YOUR GOAL. Line by line, give the data again exactly as it appears.

(Data records)
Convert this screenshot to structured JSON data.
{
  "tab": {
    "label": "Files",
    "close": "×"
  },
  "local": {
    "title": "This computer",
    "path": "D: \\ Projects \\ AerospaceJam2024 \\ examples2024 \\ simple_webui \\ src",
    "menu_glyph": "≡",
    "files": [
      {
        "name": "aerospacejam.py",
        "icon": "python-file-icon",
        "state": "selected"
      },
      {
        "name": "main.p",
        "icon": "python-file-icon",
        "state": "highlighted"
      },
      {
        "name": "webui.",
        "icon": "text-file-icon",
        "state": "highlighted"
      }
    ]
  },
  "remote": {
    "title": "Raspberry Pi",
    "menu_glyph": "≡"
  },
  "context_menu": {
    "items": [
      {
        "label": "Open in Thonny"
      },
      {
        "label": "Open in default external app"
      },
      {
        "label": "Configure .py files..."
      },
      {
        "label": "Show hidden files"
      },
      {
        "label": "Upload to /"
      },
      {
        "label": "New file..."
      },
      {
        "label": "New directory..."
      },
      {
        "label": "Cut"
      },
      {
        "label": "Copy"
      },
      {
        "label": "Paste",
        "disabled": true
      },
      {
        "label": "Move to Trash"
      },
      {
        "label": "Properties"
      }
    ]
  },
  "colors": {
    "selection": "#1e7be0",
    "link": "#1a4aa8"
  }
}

EXPECTED ANSWER.
Convert this screenshot to structured JSON data.
{
  "tab": {
    "label": "Files",
    "close": "×"
  },
  "local": {
    "title": "This computer",
    "path": "D: \\ Projects \\ AerospaceJam2024 \\ examples2024 \\ simple_webui \\ src",
    "menu_glyph": "≡",
    "files": [
      {
        "name": "aerospacejam.py",
        "icon": "python-file-icon",
        "state": "selected"
      },
      {
        "name": "main.p",
        "icon": "python-file-icon",
        "state": "highlighted"
      },
      {
        "name": "webui.",
        "icon": "text-file-icon",
        "state": "highlighted"
      }
    ]
  },
  "remote": {
    "title": "Raspberry Pi",
    "menu_glyph": "≡"
  },
  "context_menu": {
    "items": [
      {
        "label": "Open in Thonny"
      },
      {
        "label": "Open in default external app"
      },
      {
        "label": "Configure .py files..."
      },
      {
        "label": "Show hidden files"
      },
      {
        "label": "Upload to /"
      },
      {
        "label": "New file..."
      },
      {
        "label": "New directory..."
      },
      {
        "label": "Cut"
      },
      {
        "label": "Copy"
      },
      {
        "label": "Paste",
        "disabled": true
      },
      {
        "label": "Move to Trash"
      },
      {
        "label": "Properties"
      }
    ]
  },
  "colors": {
    "selection": "#1e7be0",
    "link": "#1a4aa8"
  }
}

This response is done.